***** Supplied data *****
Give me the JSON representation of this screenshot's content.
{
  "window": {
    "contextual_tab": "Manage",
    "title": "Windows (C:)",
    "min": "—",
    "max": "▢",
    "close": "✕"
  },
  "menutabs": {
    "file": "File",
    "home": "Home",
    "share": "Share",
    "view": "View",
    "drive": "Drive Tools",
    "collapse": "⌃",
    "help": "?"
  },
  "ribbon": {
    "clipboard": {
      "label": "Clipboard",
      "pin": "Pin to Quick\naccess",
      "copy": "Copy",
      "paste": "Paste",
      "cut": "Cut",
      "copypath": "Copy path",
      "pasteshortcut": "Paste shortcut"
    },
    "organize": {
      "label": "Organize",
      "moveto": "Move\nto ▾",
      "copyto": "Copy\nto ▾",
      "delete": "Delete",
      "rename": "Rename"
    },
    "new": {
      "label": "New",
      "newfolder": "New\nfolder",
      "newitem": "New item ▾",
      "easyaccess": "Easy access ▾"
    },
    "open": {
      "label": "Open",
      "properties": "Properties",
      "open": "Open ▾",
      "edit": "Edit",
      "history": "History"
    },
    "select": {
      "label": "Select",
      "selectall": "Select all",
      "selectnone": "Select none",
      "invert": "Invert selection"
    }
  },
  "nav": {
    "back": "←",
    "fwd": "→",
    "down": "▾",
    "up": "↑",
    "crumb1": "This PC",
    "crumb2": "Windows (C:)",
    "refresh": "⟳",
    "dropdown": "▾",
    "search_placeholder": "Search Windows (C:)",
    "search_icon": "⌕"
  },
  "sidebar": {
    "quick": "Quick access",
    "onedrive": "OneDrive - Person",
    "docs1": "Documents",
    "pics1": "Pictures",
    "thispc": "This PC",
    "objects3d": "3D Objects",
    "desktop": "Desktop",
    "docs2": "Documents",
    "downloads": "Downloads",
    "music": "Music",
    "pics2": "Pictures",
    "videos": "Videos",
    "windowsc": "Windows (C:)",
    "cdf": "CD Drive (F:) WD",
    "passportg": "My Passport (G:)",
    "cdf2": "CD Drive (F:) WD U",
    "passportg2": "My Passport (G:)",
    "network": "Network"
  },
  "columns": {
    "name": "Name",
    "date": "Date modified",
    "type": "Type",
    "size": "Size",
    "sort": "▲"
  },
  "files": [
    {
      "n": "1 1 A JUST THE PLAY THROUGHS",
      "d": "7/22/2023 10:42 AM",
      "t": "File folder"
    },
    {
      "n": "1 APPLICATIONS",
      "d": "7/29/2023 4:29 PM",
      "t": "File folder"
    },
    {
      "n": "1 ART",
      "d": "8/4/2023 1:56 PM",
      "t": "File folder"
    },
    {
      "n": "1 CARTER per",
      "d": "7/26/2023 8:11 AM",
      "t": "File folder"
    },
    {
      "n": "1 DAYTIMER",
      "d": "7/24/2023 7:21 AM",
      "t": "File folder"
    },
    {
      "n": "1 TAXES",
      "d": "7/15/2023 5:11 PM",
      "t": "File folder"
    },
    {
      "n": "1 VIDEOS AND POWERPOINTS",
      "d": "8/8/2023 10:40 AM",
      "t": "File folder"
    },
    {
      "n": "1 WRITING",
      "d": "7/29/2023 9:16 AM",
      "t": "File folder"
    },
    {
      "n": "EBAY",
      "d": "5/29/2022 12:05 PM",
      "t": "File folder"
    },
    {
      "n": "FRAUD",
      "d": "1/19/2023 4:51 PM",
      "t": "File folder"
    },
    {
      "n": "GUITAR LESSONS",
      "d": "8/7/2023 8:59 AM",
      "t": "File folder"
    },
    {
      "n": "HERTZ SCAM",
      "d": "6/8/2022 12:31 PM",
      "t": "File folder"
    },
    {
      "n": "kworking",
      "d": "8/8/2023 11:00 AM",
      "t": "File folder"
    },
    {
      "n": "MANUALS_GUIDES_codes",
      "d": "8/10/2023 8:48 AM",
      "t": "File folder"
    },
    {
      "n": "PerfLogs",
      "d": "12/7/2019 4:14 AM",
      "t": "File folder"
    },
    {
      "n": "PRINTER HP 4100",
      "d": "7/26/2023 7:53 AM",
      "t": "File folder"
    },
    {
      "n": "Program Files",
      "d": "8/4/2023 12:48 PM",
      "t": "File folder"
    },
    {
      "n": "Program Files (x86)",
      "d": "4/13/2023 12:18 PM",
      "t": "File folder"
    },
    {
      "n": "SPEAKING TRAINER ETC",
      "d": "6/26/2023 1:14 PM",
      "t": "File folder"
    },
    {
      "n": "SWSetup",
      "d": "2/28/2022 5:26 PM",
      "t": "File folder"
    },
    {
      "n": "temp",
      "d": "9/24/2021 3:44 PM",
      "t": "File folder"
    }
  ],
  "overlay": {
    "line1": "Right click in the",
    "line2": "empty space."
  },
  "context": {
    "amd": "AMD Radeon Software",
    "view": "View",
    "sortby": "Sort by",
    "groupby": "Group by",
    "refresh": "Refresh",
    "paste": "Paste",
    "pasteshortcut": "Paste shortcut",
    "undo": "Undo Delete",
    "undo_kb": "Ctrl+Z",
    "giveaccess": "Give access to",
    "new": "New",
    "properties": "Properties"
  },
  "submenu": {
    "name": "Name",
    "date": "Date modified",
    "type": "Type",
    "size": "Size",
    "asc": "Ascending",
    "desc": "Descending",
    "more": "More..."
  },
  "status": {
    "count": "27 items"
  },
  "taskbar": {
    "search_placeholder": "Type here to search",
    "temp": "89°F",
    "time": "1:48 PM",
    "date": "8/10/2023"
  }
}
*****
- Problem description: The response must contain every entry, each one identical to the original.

- Answer box:
Give me the JSON representation of this screenshot's content.
{
  "window": {
    "contextual_tab": "Manage",
    "title": "Windows (C:)",
    "min": "—",
    "max": "▢",
    "close": "✕"
  },
  "menutabs": {
    "file": "File",
    "home": "Home",
    "share": "Share",
    "view": "View",
    "drive": "Drive Tools",
    "collapse": "⌃",
    "help": "?"
  },
  "ribbon": {
    "clipboard": {
      "label": "Clipboard",
      "pin": "Pin to Quick\naccess",
      "copy": "Copy",
      "paste": "Paste",
      "cut": "Cut",
      "copypath": "Copy path",
      "pasteshortcut": "Paste shortcut"
    },
    "organize": {
      "label": "Organize",
      "moveto": "Move\nto ▾",
      "copyto": "Copy\nto ▾",
      "delete": "Delete",
      "rename": "Rename"
    },
    "new": {
      "label": "New",
      "newfolder": "New\nfolder",
      "newitem": "New item ▾",
      "easyaccess": "Easy access ▾"
    },
    "open": {
      "label": "Open",
      "properties": "Properties",
      "open": "Open ▾",
      "edit": "Edit",
      "history": "History"
    },
    "select": {
      "label": "Select",
      "selectall": "Select all",
      "selectnone": "Select none",
      "invert": "Invert selection"
    }
  },
  "nav": {
    "back": "←",
    "fwd": "→",
    "down": "▾",
    "up": "↑",
    "crumb1": "This PC",
    "crumb2": "Windows (C:)",
    "refresh": "⟳",
    "dropdown": "▾",
    "search_placeholder": "Search Windows (C:)",
    "search_icon": "⌕"
  },
  "sidebar": {
    "quick": "Quick access",
    "onedrive": "OneDrive - Person",
    "docs1": "Documents",
    "pics1": "Pictures",
    "thispc": "This PC",
    "objects3d": "3D Objects",
    "desktop": "Desktop",
    "docs2": "Documents",
    "downloads": "Downloads",
    "music": "Music",
    "pics2": "Pictures",
    "videos": "Videos",
    "windowsc": "Windows (C:)",
    "cdf": "CD Drive (F:) WD",
    "passportg": "My Passport (G:)",
    "cdf2": "CD Drive (F:) WD U",
    "passportg2": "My Passport (G:)",
    "network": "Network"
  },
  "columns": {
    "name": "Name",
    "date": "Date modified",
    "type": "Type",
    "size": "Size",
    "sort": "▲"
  },
  "files": [
    {
      "n": "1 1 A JUST THE PLAY THROUGHS",
      "d": "7/22/2023 10:42 AM",
      "t": "File folder"
    },
    {
      "n": "1 APPLICATIONS",
      "d": "7/29/2023 4:29 PM",
      "t": "File folder"
    },
    {
      "n": "1 ART",
      "d": "8/4/2023 1:56 PM",
      "t": "File folder"
    },
    {
      "n": "1 CARTER per",
      "d": "7/26/2023 8:11 AM",
      "t": "File folder"
    },
    {
      "n": "1 DAYTIMER",
      "d": "7/24/2023 7:21 AM",
      "t": "File folder"
    },
    {
      "n": "1 TAXES",
      "d": "7/15/2023 5:11 PM",
      "t": "File folder"
    },
    {
      "n": "1 VIDEOS AND POWERPOINTS",
      "d": "8/8/2023 10:40 AM",
      "t": "File folder"
    },
    {
      "n": "1 WRITING",
      "d": "7/29/2023 9:16 AM",
      "t": "File folder"
    },
    {
      "n": "EBAY",
      "d": "5/29/2022 12:05 PM",
      "t": "File folder"
    },
    {
      "n": "FRAUD",
      "d": "1/19/2023 4:51 PM",
      "t": "File folder"
    },
    {
      "n": "GUITAR LESSONS",
      "d": "8/7/2023 8:59 AM",
      "t": "File folder"
    },
    {
      "n": "HERTZ SCAM",
      "d": "6/8/2022 12:31 PM",
      "t": "File folder"
    },
    {
      "n": "kworking",
      "d": "8/8/2023 11:00 AM",
      "t": "File folder"
    },
    {
      "n": "MANUALS_GUIDES_codes",
      "d": "8/10/2023 8:48 AM",
      "t": "File folder"
    },
    {
      "n": "PerfLogs",
      "d": "12/7/2019 4:14 AM",
      "t": "File folder"
    },
    {
      "n": "PRINTER HP 4100",
      "d": "7/26/2023 7:53 AM",
      "t": "File folder"
    },
    {
      "n": "Program Files",
      "d": "8/4/2023 12:48 PM",
      "t": "File folder"
    },
    {
      "n": "Program Files (x86)",
      "d": "4/13/2023 12:18 PM",
      "t": "File folder"
    },
    {
      "n": "SPEAKING TRAINER ETC",
      "d": "6/26/2023 1:14 PM",
      "t": "File folder"
    },
    {
      "n": "SWSetup",
      "d": "2/28/2022 5:26 PM",
      "t": "File folder"
    },
    {
      "n": "temp",
      "d": "9/24/2021 3:44 PM",
      "t": "File folder"
    }
  ],
  "overlay": {
    "line1": "Right click in the",
    "line2": "empty space."
  },
  "context": {
    "amd": "AMD Radeon Software",
    "view": "View",
    "sortby": "Sort by",
    "groupby": "Group by",
    "refresh": "Refresh",
    "paste": "Paste",
    "pasteshortcut": "Paste shortcut",
    "undo": "Undo Delete",
    "undo_kb": "Ctrl+Z",
    "giveaccess": "Give access to",
    "new": "New",
    "properties": "Properties"
  },
  "submenu": {
    "name": "Name",
    "date": "Date modified",
    "type": "Type",
    "size": "Size",
    "asc": "Ascending",
    "desc": "Descending",
    "more": "More..."
  },
  "status": {
    "count": "27 items"
  },
  "taskbar": {
    "search_placeholder": "Type here to search",
    "temp": "89°F",
    "time": "1:48 PM",
    "date": "8/10/2023"
  }
}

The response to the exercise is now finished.